- _Required action_
Print the data exactly as written, but leave out each picture.

Data excerpts
>>>

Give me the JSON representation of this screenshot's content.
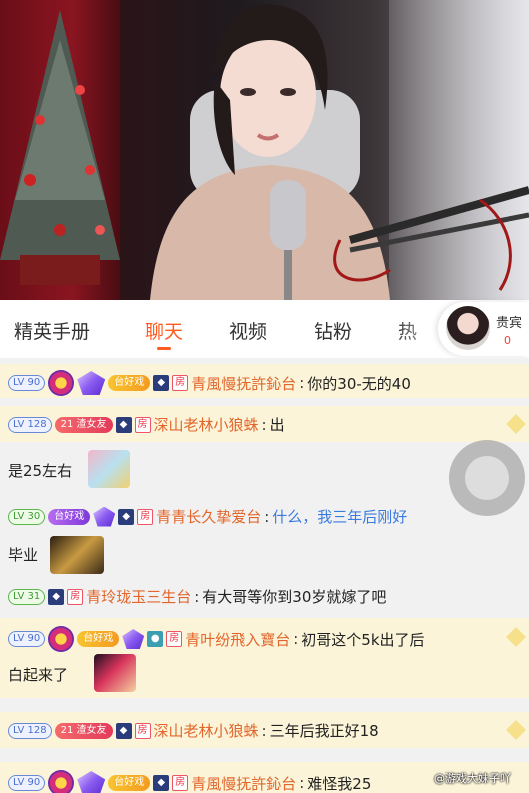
{
  "tabs": {
    "items": [
      "精英手册",
      "聊天",
      "视频",
      "钻粉",
      "热"
    ],
    "active": "聊天"
  },
  "host": {
    "label": "贵宾",
    "count": "0"
  },
  "chat": {
    "messages": [
      {
        "level": "LV 90",
        "badge": "台好戏",
        "name": "青風慢抚許鈊台",
        "text": "你的30-无的40"
      },
      {
        "level": "LV 128",
        "badge": "渣女友",
        "name": "深山老林小狼蛛",
        "text": "出"
      },
      {
        "text": "是25左右"
      },
      {
        "level": "LV 30",
        "badge": "台好戏",
        "name": "青青长久挚爱台",
        "text": "什么，我三年后刚好"
      },
      {
        "text": "毕业"
      },
      {
        "level": "LV 31",
        "name": "青玲珑玉三生台",
        "text": "有大哥等你到30岁就嫁了吧"
      },
      {
        "level": "LV 90",
        "badge": "台好戏",
        "name": "青叶纷飛入寶台",
        "text": "初哥这个5k出了后"
      },
      {
        "text": "白起来了"
      },
      {
        "level": "LV 128",
        "badge": "渣女友",
        "name": "深山老林小狼蛛",
        "text": "三年后我正好18"
      },
      {
        "level": "LV 90",
        "badge": "台好戏",
        "name": "青風慢抚許鈊台",
        "text": "难怪我25"
      }
    ],
    "room_tag": "房",
    "badge_number": "21",
    "separator": ":"
  },
  "watermark": "@游戏大妹子吖",
  "colors": {
    "accent": "#ff5a1f",
    "name": "#e2662b",
    "highlight_row": "#fbf4d8",
    "blue_text": "#3a7be0"
  }
}
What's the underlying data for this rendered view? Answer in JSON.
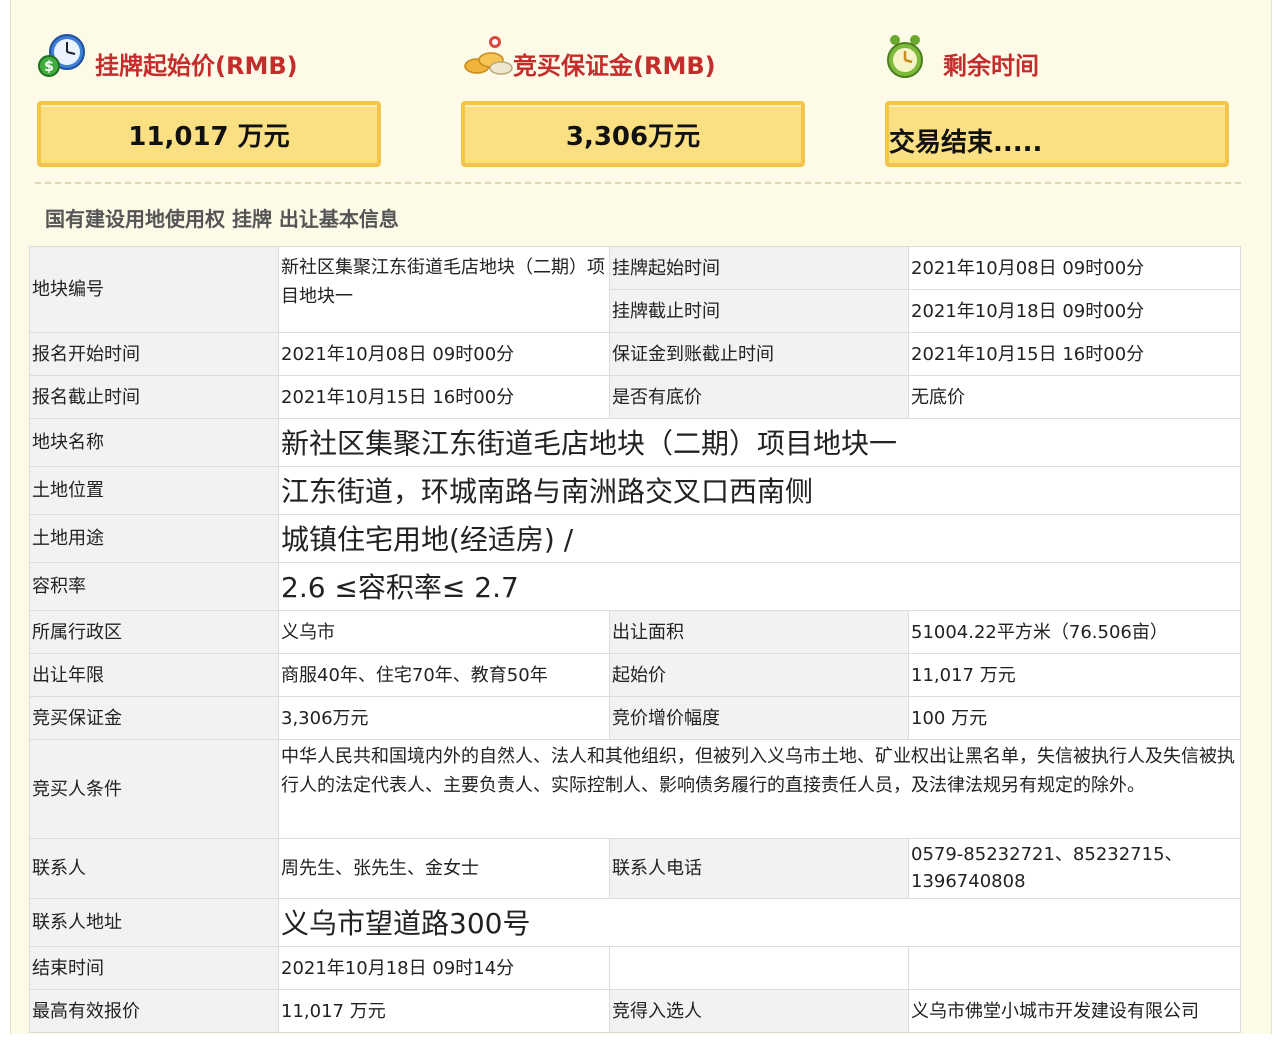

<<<

- _Exercise output_
Give me the JSON representation of this screenshot's content.
{
  "tabs": {
    "items": [
      "精英手册",
      "聊天",
      "视频",
      "钻粉",
      "热"
    ],
    "active": "聊天"
  },
  "host": {
    "label": "贵宾",
    "count": "0"
  },
  "chat": {
    "messages": [
      {
        "level": "LV 90",
        "badge": "台好戏",
        "name": "青風慢抚許鈊台",
        "text": "你的30-无的40"
      },
      {
        "level": "LV 128",
        "badge": "渣女友",
        "name": "深山老林小狼蛛",
        "text": "出"
      },
      {
        "text": "是25左右"
      },
      {
        "level": "LV 30",
        "badge": "台好戏",
        "name": "青青长久挚爱台",
        "text": "什么，我三年后刚好"
      },
      {
        "text": "毕业"
      },
      {
        "level": "LV 31",
        "name": "青玲珑玉三生台",
        "text": "有大哥等你到30岁就嫁了吧"
      },
      {
        "level": "LV 90",
        "badge": "台好戏",
        "name": "青叶纷飛入寶台",
        "text": "初哥这个5k出了后"
      },
      {
        "text": "白起来了"
      },
      {
        "level": "LV 128",
        "badge": "渣女友",
        "name": "深山老林小狼蛛",
        "text": "三年后我正好18"
      },
      {
        "level": "LV 90",
        "badge": "台好戏",
        "name": "青風慢抚許鈊台",
        "text": "难怪我25"
      }
    ],
    "room_tag": "房",
    "badge_number": "21",
    "separator": ":"
  },
  "watermark": "@游戏大妹子吖",
  "colors": {
    "accent": "#ff5a1f",
    "name": "#e2662b",
    "highlight_row": "#fbf4d8",
    "blue_text": "#3a7be0"
  }
}
What's the underlying data for this rendered view? Answer in JSON.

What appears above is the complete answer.